INFORMATION SHOWN ▸

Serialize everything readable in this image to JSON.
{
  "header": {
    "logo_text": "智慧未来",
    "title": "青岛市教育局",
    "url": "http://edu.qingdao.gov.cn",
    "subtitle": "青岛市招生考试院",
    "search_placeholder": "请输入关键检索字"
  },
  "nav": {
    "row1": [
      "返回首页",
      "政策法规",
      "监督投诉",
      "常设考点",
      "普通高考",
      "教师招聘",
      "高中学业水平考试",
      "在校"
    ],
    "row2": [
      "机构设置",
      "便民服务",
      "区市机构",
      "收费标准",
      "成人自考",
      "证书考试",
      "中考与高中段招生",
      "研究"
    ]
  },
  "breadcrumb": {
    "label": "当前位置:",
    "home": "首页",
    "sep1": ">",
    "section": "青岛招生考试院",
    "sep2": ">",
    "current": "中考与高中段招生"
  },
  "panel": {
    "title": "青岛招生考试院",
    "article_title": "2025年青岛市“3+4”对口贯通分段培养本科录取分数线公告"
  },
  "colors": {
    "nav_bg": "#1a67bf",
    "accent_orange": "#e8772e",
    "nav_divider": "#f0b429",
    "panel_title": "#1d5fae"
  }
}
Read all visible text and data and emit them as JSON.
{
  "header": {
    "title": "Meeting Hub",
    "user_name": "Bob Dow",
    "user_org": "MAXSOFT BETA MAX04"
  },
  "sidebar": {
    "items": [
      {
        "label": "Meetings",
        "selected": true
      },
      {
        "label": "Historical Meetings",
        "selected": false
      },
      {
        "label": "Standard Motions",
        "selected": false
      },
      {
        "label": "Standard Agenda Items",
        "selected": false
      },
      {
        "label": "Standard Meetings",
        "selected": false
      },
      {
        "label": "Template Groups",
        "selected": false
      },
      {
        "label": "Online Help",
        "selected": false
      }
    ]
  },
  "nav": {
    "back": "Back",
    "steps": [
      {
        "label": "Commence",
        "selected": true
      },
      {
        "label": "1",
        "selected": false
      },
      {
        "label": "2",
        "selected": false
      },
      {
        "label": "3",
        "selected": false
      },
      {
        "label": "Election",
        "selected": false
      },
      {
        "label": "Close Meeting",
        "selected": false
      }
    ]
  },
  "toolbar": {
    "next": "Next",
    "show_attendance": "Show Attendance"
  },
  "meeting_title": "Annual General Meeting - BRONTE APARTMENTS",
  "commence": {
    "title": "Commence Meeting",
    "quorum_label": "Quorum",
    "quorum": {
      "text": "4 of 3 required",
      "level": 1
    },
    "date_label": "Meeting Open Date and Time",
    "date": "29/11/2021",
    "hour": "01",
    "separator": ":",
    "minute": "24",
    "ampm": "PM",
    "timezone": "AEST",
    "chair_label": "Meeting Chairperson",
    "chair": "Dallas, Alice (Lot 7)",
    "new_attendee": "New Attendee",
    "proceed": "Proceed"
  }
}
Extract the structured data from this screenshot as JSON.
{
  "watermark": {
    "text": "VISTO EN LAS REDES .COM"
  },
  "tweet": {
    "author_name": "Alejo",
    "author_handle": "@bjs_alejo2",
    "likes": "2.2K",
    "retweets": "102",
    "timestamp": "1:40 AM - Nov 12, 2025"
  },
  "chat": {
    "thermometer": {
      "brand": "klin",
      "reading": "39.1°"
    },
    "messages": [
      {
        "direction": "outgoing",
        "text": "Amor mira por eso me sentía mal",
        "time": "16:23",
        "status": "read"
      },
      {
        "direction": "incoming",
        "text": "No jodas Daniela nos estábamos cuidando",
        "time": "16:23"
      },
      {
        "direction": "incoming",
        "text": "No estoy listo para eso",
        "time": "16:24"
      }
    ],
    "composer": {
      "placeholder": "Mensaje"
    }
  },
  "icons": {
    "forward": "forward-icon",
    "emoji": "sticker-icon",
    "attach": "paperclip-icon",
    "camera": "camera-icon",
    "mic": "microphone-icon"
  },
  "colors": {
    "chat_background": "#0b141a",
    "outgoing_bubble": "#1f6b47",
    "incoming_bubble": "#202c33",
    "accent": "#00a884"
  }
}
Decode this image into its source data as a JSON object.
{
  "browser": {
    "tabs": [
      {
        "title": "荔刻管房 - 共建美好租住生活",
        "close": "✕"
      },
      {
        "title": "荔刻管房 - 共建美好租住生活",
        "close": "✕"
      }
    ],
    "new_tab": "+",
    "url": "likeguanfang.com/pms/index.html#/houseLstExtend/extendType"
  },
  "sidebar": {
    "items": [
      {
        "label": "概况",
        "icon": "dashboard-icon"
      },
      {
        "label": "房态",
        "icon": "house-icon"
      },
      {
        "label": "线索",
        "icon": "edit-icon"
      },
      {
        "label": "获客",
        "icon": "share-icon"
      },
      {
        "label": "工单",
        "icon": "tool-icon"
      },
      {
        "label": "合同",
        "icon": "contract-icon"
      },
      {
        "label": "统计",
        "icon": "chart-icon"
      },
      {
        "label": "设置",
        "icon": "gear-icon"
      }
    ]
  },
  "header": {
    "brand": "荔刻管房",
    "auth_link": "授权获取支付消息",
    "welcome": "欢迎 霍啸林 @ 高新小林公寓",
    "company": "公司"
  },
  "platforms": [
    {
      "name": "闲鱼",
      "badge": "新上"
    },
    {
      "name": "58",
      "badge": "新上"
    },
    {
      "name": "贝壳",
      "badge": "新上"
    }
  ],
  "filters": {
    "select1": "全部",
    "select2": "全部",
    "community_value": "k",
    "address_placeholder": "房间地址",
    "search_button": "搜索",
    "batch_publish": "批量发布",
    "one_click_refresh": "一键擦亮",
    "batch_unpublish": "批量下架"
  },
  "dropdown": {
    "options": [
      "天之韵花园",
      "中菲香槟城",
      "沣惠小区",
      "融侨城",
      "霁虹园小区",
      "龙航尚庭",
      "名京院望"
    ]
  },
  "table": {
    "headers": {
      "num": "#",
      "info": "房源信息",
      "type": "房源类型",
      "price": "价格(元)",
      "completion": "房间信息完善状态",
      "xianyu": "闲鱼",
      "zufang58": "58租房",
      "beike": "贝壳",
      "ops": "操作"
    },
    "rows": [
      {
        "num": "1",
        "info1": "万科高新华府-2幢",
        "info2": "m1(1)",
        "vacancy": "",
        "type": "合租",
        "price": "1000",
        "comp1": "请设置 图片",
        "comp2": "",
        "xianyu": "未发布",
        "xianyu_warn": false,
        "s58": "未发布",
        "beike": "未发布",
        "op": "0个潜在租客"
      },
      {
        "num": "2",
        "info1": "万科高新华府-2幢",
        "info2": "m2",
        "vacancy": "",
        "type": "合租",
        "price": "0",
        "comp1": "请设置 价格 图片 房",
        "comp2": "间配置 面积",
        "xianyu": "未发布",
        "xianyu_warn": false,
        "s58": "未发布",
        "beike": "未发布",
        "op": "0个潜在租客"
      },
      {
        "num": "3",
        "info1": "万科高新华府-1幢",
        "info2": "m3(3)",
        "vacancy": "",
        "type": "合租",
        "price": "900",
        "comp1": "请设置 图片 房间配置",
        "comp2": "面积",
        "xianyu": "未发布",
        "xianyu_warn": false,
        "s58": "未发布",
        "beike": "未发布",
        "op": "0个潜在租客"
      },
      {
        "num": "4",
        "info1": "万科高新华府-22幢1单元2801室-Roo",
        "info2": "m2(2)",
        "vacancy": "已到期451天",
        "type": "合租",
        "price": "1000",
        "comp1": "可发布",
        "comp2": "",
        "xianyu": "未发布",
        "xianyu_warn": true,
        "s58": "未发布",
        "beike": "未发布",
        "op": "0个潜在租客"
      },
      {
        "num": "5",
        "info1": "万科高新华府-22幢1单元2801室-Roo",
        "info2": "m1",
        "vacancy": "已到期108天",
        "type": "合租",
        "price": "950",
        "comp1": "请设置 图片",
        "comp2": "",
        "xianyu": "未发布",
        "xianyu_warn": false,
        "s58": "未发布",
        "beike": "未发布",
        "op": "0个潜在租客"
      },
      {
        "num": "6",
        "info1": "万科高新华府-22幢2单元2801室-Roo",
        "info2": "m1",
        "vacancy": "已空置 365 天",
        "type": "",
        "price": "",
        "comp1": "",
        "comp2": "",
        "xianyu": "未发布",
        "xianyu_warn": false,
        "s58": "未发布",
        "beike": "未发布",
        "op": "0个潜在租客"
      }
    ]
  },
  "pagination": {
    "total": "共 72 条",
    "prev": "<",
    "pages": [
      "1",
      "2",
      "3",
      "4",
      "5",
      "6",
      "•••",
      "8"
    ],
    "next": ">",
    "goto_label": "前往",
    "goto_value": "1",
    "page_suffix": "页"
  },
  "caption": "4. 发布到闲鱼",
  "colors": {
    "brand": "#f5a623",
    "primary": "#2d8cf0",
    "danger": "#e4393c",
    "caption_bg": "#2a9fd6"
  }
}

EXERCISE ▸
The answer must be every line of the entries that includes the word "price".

TASK RESULT ▸
      "price": "价格(元)",
        "price": "1000",
        "price": "0",
        "price": "900",
        "price": "1000",
        "price": "950",
        "price": "",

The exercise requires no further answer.